Record extracts section start
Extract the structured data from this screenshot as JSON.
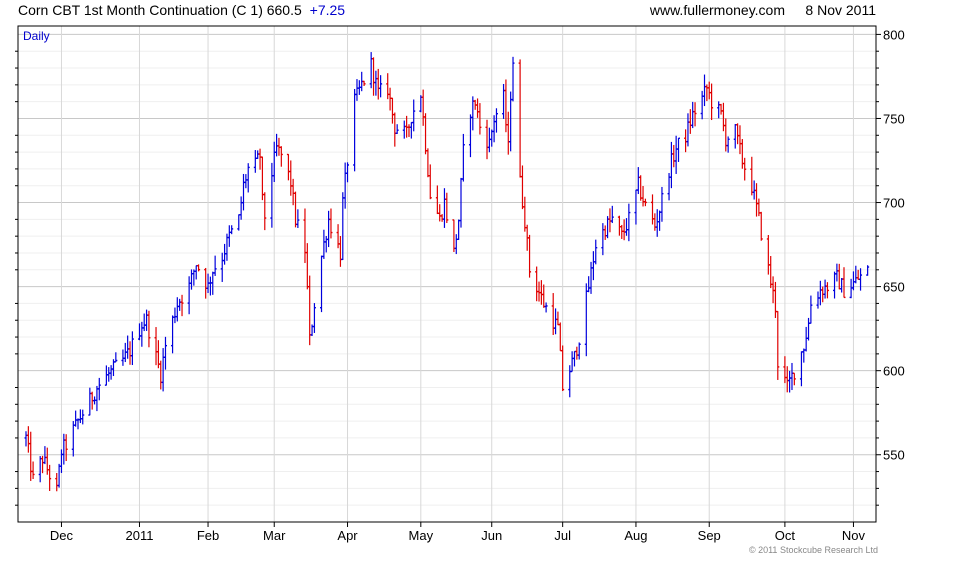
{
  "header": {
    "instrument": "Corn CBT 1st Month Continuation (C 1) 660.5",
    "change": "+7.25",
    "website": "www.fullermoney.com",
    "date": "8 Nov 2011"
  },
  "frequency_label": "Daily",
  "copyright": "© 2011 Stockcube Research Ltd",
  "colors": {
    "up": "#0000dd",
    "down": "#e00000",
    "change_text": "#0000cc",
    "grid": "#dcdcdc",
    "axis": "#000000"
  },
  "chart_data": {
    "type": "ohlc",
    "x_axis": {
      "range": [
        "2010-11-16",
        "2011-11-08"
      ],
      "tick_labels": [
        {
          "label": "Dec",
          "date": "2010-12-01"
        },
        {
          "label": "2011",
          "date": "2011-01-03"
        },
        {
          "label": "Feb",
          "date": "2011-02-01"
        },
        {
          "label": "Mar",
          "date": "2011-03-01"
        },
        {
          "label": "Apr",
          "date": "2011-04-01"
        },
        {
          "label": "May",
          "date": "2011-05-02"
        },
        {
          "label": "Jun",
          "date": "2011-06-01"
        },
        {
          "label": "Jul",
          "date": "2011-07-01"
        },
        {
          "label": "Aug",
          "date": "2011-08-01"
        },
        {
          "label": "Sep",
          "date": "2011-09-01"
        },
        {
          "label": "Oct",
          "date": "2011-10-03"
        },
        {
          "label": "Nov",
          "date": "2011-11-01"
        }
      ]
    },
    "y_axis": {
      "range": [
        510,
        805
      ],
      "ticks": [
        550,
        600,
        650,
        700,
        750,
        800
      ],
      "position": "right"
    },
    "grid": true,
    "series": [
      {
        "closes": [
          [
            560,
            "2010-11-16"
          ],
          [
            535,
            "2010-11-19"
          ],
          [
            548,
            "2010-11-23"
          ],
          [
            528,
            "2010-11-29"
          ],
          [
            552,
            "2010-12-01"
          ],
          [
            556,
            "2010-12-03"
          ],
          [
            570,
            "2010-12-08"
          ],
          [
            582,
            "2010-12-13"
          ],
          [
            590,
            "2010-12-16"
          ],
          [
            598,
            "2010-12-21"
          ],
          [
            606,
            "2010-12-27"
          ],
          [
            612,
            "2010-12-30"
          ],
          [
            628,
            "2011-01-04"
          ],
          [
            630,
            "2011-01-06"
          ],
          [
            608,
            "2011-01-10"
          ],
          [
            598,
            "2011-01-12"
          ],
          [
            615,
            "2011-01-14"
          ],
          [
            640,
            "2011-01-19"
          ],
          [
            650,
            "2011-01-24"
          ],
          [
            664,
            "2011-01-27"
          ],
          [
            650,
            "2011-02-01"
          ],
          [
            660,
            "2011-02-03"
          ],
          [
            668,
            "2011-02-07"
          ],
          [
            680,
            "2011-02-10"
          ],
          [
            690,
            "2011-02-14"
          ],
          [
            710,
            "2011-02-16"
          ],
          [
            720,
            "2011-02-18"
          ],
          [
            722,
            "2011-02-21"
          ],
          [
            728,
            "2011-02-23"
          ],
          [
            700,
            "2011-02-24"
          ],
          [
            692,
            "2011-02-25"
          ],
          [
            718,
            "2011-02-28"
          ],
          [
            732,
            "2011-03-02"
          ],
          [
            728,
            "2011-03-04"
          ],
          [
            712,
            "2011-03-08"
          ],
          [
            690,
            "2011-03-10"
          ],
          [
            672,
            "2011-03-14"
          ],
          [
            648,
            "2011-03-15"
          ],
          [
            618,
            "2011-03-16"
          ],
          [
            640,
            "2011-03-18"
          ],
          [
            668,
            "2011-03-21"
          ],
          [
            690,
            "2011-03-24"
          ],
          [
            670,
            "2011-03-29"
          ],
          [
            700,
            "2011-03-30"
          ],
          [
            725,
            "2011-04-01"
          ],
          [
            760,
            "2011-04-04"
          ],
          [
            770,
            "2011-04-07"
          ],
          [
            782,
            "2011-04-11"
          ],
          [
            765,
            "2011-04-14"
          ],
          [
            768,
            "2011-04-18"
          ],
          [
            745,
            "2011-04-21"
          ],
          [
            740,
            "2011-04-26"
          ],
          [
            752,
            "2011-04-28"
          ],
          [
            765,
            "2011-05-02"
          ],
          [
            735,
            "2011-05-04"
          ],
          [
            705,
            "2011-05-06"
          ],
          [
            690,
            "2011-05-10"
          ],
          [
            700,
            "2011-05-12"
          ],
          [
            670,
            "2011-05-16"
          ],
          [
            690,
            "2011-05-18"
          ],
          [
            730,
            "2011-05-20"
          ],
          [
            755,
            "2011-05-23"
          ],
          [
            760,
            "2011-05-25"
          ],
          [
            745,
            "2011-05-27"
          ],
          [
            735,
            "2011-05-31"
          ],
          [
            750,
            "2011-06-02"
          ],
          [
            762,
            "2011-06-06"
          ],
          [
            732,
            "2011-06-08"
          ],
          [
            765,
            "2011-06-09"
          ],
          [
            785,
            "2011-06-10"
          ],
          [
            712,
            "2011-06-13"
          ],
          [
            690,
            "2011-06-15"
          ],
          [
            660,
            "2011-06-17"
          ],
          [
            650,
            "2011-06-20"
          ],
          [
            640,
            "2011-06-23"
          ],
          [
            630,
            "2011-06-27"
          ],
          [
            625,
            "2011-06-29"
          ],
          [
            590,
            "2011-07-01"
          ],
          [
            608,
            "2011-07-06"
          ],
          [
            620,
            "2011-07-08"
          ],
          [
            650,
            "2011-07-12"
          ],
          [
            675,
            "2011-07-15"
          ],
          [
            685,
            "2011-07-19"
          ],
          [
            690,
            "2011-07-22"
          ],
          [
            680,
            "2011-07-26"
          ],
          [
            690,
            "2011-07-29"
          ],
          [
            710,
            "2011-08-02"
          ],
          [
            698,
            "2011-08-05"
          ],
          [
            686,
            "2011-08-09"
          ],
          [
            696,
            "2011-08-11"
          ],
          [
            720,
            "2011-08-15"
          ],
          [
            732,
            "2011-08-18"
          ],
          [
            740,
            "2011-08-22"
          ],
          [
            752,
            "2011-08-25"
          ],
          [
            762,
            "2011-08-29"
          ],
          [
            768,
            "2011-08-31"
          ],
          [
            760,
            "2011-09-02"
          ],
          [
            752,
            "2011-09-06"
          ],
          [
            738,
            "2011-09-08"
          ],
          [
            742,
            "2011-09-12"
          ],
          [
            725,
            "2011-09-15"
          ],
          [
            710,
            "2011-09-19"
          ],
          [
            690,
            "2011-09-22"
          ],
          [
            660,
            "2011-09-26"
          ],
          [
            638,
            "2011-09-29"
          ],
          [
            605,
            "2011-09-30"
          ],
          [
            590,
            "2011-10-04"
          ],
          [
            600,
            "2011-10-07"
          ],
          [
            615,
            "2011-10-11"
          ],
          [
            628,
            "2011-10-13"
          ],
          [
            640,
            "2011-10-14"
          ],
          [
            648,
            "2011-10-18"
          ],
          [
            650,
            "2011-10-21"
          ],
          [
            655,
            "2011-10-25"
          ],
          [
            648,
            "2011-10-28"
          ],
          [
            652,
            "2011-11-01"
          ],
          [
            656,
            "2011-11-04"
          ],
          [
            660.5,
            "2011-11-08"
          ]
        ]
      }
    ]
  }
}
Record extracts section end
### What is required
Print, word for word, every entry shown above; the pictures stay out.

### Solution to this task
Extract the structured data from this screenshot as JSON.
{
  "header": {
    "instrument": "Corn CBT 1st Month Continuation (C 1) 660.5",
    "change": "+7.25",
    "website": "www.fullermoney.com",
    "date": "8 Nov 2011"
  },
  "frequency_label": "Daily",
  "copyright": "© 2011 Stockcube Research Ltd",
  "colors": {
    "up": "#0000dd",
    "down": "#e00000",
    "change_text": "#0000cc",
    "grid": "#dcdcdc",
    "axis": "#000000"
  },
  "chart_data": {
    "type": "ohlc",
    "x_axis": {
      "range": [
        "2010-11-16",
        "2011-11-08"
      ],
      "tick_labels": [
        {
          "label": "Dec",
          "date": "2010-12-01"
        },
        {
          "label": "2011",
          "date": "2011-01-03"
        },
        {
          "label": "Feb",
          "date": "2011-02-01"
        },
        {
          "label": "Mar",
          "date": "2011-03-01"
        },
        {
          "label": "Apr",
          "date": "2011-04-01"
        },
        {
          "label": "May",
          "date": "2011-05-02"
        },
        {
          "label": "Jun",
          "date": "2011-06-01"
        },
        {
          "label": "Jul",
          "date": "2011-07-01"
        },
        {
          "label": "Aug",
          "date": "2011-08-01"
        },
        {
          "label": "Sep",
          "date": "2011-09-01"
        },
        {
          "label": "Oct",
          "date": "2011-10-03"
        },
        {
          "label": "Nov",
          "date": "2011-11-01"
        }
      ]
    },
    "y_axis": {
      "range": [
        510,
        805
      ],
      "ticks": [
        550,
        600,
        650,
        700,
        750,
        800
      ],
      "position": "right"
    },
    "grid": true,
    "series": [
      {
        "closes": [
          [
            560,
            "2010-11-16"
          ],
          [
            535,
            "2010-11-19"
          ],
          [
            548,
            "2010-11-23"
          ],
          [
            528,
            "2010-11-29"
          ],
          [
            552,
            "2010-12-01"
          ],
          [
            556,
            "2010-12-03"
          ],
          [
            570,
            "2010-12-08"
          ],
          [
            582,
            "2010-12-13"
          ],
          [
            590,
            "2010-12-16"
          ],
          [
            598,
            "2010-12-21"
          ],
          [
            606,
            "2010-12-27"
          ],
          [
            612,
            "2010-12-30"
          ],
          [
            628,
            "2011-01-04"
          ],
          [
            630,
            "2011-01-06"
          ],
          [
            608,
            "2011-01-10"
          ],
          [
            598,
            "2011-01-12"
          ],
          [
            615,
            "2011-01-14"
          ],
          [
            640,
            "2011-01-19"
          ],
          [
            650,
            "2011-01-24"
          ],
          [
            664,
            "2011-01-27"
          ],
          [
            650,
            "2011-02-01"
          ],
          [
            660,
            "2011-02-03"
          ],
          [
            668,
            "2011-02-07"
          ],
          [
            680,
            "2011-02-10"
          ],
          [
            690,
            "2011-02-14"
          ],
          [
            710,
            "2011-02-16"
          ],
          [
            720,
            "2011-02-18"
          ],
          [
            722,
            "2011-02-21"
          ],
          [
            728,
            "2011-02-23"
          ],
          [
            700,
            "2011-02-24"
          ],
          [
            692,
            "2011-02-25"
          ],
          [
            718,
            "2011-02-28"
          ],
          [
            732,
            "2011-03-02"
          ],
          [
            728,
            "2011-03-04"
          ],
          [
            712,
            "2011-03-08"
          ],
          [
            690,
            "2011-03-10"
          ],
          [
            672,
            "2011-03-14"
          ],
          [
            648,
            "2011-03-15"
          ],
          [
            618,
            "2011-03-16"
          ],
          [
            640,
            "2011-03-18"
          ],
          [
            668,
            "2011-03-21"
          ],
          [
            690,
            "2011-03-24"
          ],
          [
            670,
            "2011-03-29"
          ],
          [
            700,
            "2011-03-30"
          ],
          [
            725,
            "2011-04-01"
          ],
          [
            760,
            "2011-04-04"
          ],
          [
            770,
            "2011-04-07"
          ],
          [
            782,
            "2011-04-11"
          ],
          [
            765,
            "2011-04-14"
          ],
          [
            768,
            "2011-04-18"
          ],
          [
            745,
            "2011-04-21"
          ],
          [
            740,
            "2011-04-26"
          ],
          [
            752,
            "2011-04-28"
          ],
          [
            765,
            "2011-05-02"
          ],
          [
            735,
            "2011-05-04"
          ],
          [
            705,
            "2011-05-06"
          ],
          [
            690,
            "2011-05-10"
          ],
          [
            700,
            "2011-05-12"
          ],
          [
            670,
            "2011-05-16"
          ],
          [
            690,
            "2011-05-18"
          ],
          [
            730,
            "2011-05-20"
          ],
          [
            755,
            "2011-05-23"
          ],
          [
            760,
            "2011-05-25"
          ],
          [
            745,
            "2011-05-27"
          ],
          [
            735,
            "2011-05-31"
          ],
          [
            750,
            "2011-06-02"
          ],
          [
            762,
            "2011-06-06"
          ],
          [
            732,
            "2011-06-08"
          ],
          [
            765,
            "2011-06-09"
          ],
          [
            785,
            "2011-06-10"
          ],
          [
            712,
            "2011-06-13"
          ],
          [
            690,
            "2011-06-15"
          ],
          [
            660,
            "2011-06-17"
          ],
          [
            650,
            "2011-06-20"
          ],
          [
            640,
            "2011-06-23"
          ],
          [
            630,
            "2011-06-27"
          ],
          [
            625,
            "2011-06-29"
          ],
          [
            590,
            "2011-07-01"
          ],
          [
            608,
            "2011-07-06"
          ],
          [
            620,
            "2011-07-08"
          ],
          [
            650,
            "2011-07-12"
          ],
          [
            675,
            "2011-07-15"
          ],
          [
            685,
            "2011-07-19"
          ],
          [
            690,
            "2011-07-22"
          ],
          [
            680,
            "2011-07-26"
          ],
          [
            690,
            "2011-07-29"
          ],
          [
            710,
            "2011-08-02"
          ],
          [
            698,
            "2011-08-05"
          ],
          [
            686,
            "2011-08-09"
          ],
          [
            696,
            "2011-08-11"
          ],
          [
            720,
            "2011-08-15"
          ],
          [
            732,
            "2011-08-18"
          ],
          [
            740,
            "2011-08-22"
          ],
          [
            752,
            "2011-08-25"
          ],
          [
            762,
            "2011-08-29"
          ],
          [
            768,
            "2011-08-31"
          ],
          [
            760,
            "2011-09-02"
          ],
          [
            752,
            "2011-09-06"
          ],
          [
            738,
            "2011-09-08"
          ],
          [
            742,
            "2011-09-12"
          ],
          [
            725,
            "2011-09-15"
          ],
          [
            710,
            "2011-09-19"
          ],
          [
            690,
            "2011-09-22"
          ],
          [
            660,
            "2011-09-26"
          ],
          [
            638,
            "2011-09-29"
          ],
          [
            605,
            "2011-09-30"
          ],
          [
            590,
            "2011-10-04"
          ],
          [
            600,
            "2011-10-07"
          ],
          [
            615,
            "2011-10-11"
          ],
          [
            628,
            "2011-10-13"
          ],
          [
            640,
            "2011-10-14"
          ],
          [
            648,
            "2011-10-18"
          ],
          [
            650,
            "2011-10-21"
          ],
          [
            655,
            "2011-10-25"
          ],
          [
            648,
            "2011-10-28"
          ],
          [
            652,
            "2011-11-01"
          ],
          [
            656,
            "2011-11-04"
          ],
          [
            660.5,
            "2011-11-08"
          ]
        ]
      }
    ]
  }
}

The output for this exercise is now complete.